LOS ANGELES—The American Federation of Teachers and The Weinstein Company are bringing the story of Nelson Mandela's life and his message of social justice, reconciliation and leadership to Los Angeles public high school students with a screening tomorrow of the film "Mandela: Long Walk to Freedom" and a conversation afterward with AFT President Randi Weingarten and Harvey Weinstein, co-chairman of The Weinstein Company.
"The message of this great man and his incredible life should not be lost on this generation. Film can be a phenomenal educational tool, and this film touches on the universal themes of fear, oppression, hope, reconciliation and forgiveness," Weingarten said.
The AFT has posted lesson plans related to the movie on its Share My Lesson website.

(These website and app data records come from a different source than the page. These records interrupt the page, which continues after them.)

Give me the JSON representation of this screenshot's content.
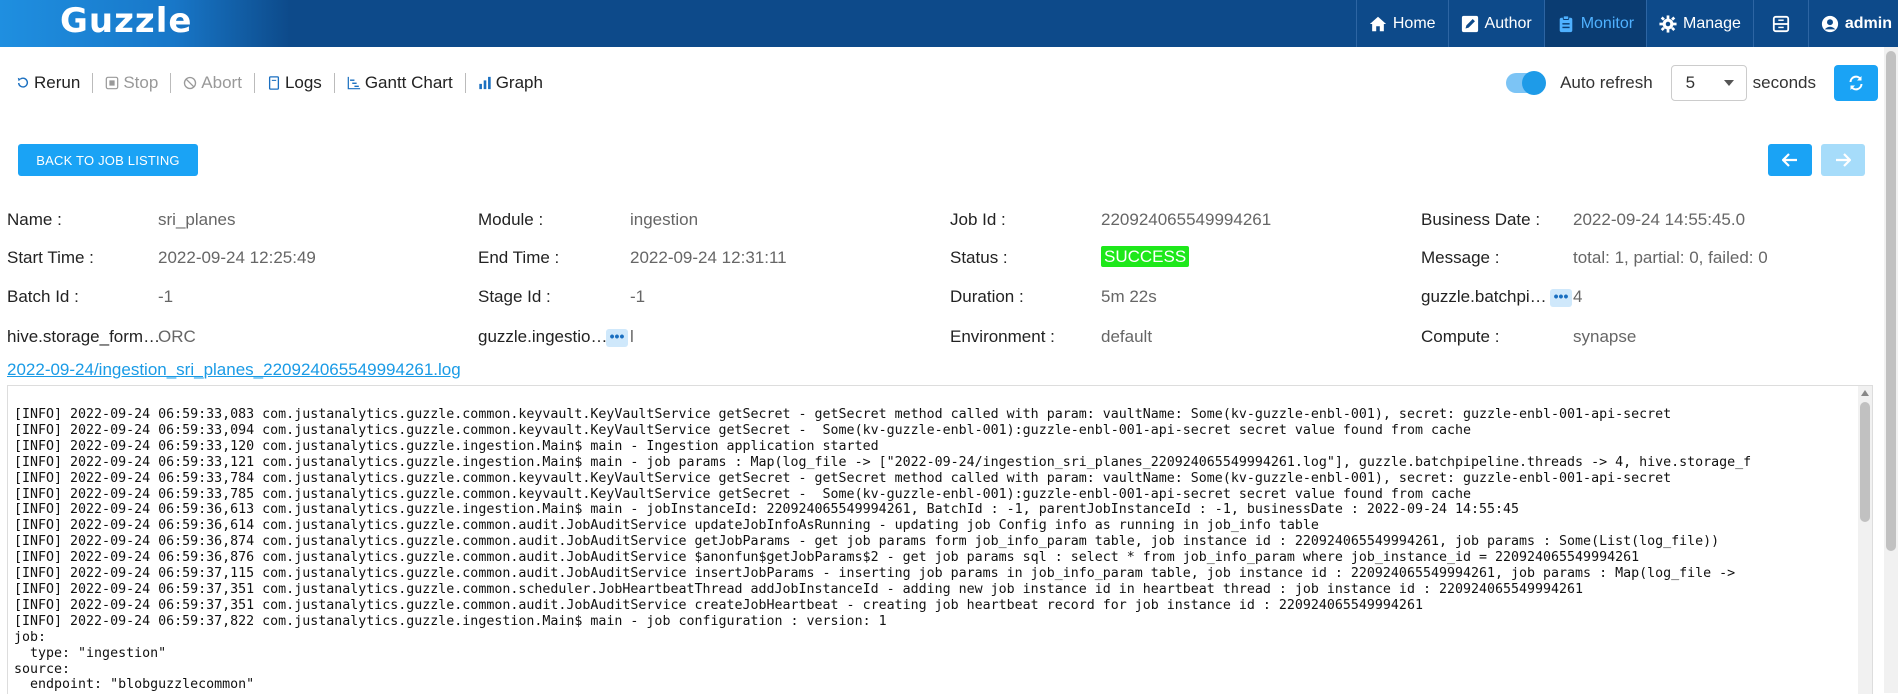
{
  "brand": {
    "name": "Guzzle"
  },
  "nav": {
    "home": "Home",
    "author": "Author",
    "monitor": "Monitor",
    "manage": "Manage",
    "user": "admin"
  },
  "toolbar": {
    "rerun": "Rerun",
    "stop": "Stop",
    "abort": "Abort",
    "logs": "Logs",
    "gantt": "Gantt Chart",
    "graph": "Graph",
    "auto_refresh": "Auto refresh",
    "refresh_value": "5",
    "seconds": "seconds",
    "auto_refresh_on": true
  },
  "back_button": "BACK TO JOB LISTING",
  "details": {
    "name_label": "Name :",
    "name": "sri_planes",
    "module_label": "Module :",
    "module": "ingestion",
    "jobid_label": "Job Id :",
    "jobid": "220924065549994261",
    "bizdate_label": "Business Date :",
    "bizdate": "2022-09-24 14:55:45.0",
    "start_label": "Start Time :",
    "start": "2022-09-24 12:25:49",
    "end_label": "End Time :",
    "end": "2022-09-24 12:31:11",
    "status_label": "Status :",
    "status": "SUCCESS",
    "message_label": "Message :",
    "message": "total: 1, partial: 0, failed: 0",
    "batch_label": "Batch Id :",
    "batch": "-1",
    "stage_label": "Stage Id :",
    "stage": "-1",
    "duration_label": "Duration :",
    "duration": "5m 22s",
    "threads_label": "guzzle.batchpi…",
    "threads": "4",
    "hive_label": "hive.storage_form…",
    "hive": "ORC",
    "ingestion_label": "guzzle.ingestio…",
    "ingestion": "l",
    "env_label": "Environment :",
    "env": "default",
    "compute_label": "Compute :",
    "compute": "synapse"
  },
  "log_link": "2022-09-24/ingestion_sri_planes_220924065549994261.log",
  "log_lines": [
    "[INFO] 2022-09-24 06:59:33,083 com.justanalytics.guzzle.common.keyvault.KeyVaultService getSecret - getSecret method called with param: vaultName: Some(kv-guzzle-enbl-001), secret: guzzle-enbl-001-api-secret",
    "[INFO] 2022-09-24 06:59:33,094 com.justanalytics.guzzle.common.keyvault.KeyVaultService getSecret -  Some(kv-guzzle-enbl-001):guzzle-enbl-001-api-secret secret value found from cache",
    "[INFO] 2022-09-24 06:59:33,120 com.justanalytics.guzzle.ingestion.Main$ main - Ingestion application started",
    "[INFO] 2022-09-24 06:59:33,121 com.justanalytics.guzzle.ingestion.Main$ main - job params : Map(log_file -> [\"2022-09-24/ingestion_sri_planes_220924065549994261.log\"], guzzle.batchpipeline.threads -> 4, hive.storage_f",
    "[INFO] 2022-09-24 06:59:33,784 com.justanalytics.guzzle.common.keyvault.KeyVaultService getSecret - getSecret method called with param: vaultName: Some(kv-guzzle-enbl-001), secret: guzzle-enbl-001-api-secret",
    "[INFO] 2022-09-24 06:59:33,785 com.justanalytics.guzzle.common.keyvault.KeyVaultService getSecret -  Some(kv-guzzle-enbl-001):guzzle-enbl-001-api-secret secret value found from cache",
    "[INFO] 2022-09-24 06:59:36,613 com.justanalytics.guzzle.ingestion.Main$ main - jobInstanceId: 220924065549994261, BatchId : -1, parentJobInstanceId : -1, businessDate : 2022-09-24 14:55:45",
    "[INFO] 2022-09-24 06:59:36,614 com.justanalytics.guzzle.common.audit.JobAuditService updateJobInfoAsRunning - updating job Config info as running in job_info table",
    "[INFO] 2022-09-24 06:59:36,874 com.justanalytics.guzzle.common.audit.JobAuditService getJobParams - get job params form job_info_param table, job instance id : 220924065549994261, job params : Some(List(log_file))",
    "[INFO] 2022-09-24 06:59:36,876 com.justanalytics.guzzle.common.audit.JobAuditService $anonfun$getJobParams$2 - get job params sql : select * from job_info_param where job_instance_id = 220924065549994261",
    "[INFO] 2022-09-24 06:59:37,115 com.justanalytics.guzzle.common.audit.JobAuditService insertJobParams - inserting job params in job_info_param table, job instance id : 220924065549994261, job params : Map(log_file ->",
    "[INFO] 2022-09-24 06:59:37,351 com.justanalytics.guzzle.common.scheduler.JobHeartbeatThread addJobInstanceId - adding new job instance id in heartbeat thread : job instance id : 220924065549994261",
    "[INFO] 2022-09-24 06:59:37,351 com.justanalytics.guzzle.common.audit.JobAuditService createJobHeartbeat - creating job heartbeat record for job instance id : 220924065549994261",
    "[INFO] 2022-09-24 06:59:37,822 com.justanalytics.guzzle.ingestion.Main$ main - job configuration : version: 1",
    "job:",
    "  type: \"ingestion\"",
    "source:",
    "  endpoint: \"blobguzzlecommon\""
  ]
}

Share My Lesson—available at no charge for educators—offers lengthy clips from "Mandela: Long Walk to Freedom" and several Common Core-aligned lesson plans for English language arts and world history classes. "Using engaging curriculum like the Mandela lessons is one way we can reclaim the promise of public education for all children," Weingarten said.
On Thursday, about 350 Los Angeles high school students will attend a screening of the film and then participate in a discussion about the film and its message with the AFT's Weingarten and film company executive Weinstein. Today, about 2,500 L.A. students screened the film. A similar event will take place in New York on Nov. 26.
Teachers across the country can enter a Share My Lesson contest to win a package of 30 tickets to the movie for their students. To enter, teachers must register, free of charge, to join Share My Lesson; download any lesson; and then sign up for the contest.
WHAT: Screening of "Mandela: Long Walk to Freedom" and post-screening conversation
WHERE: Harmony Gold Screening Room, 7655 Sunset Blvd., Los Angeles
WHEN: Thursday, Nov. 21
12:30 p.m. – 3 p.m.—Screening for 3,000 Los Angeles high school students
3:15 p.m. – 3:35 p.m.—Conversation with students, Weingarten and Weinstein (open press)
3:35 p.m. – 4 p.m.—Weingarten and Weinstein available for media interviews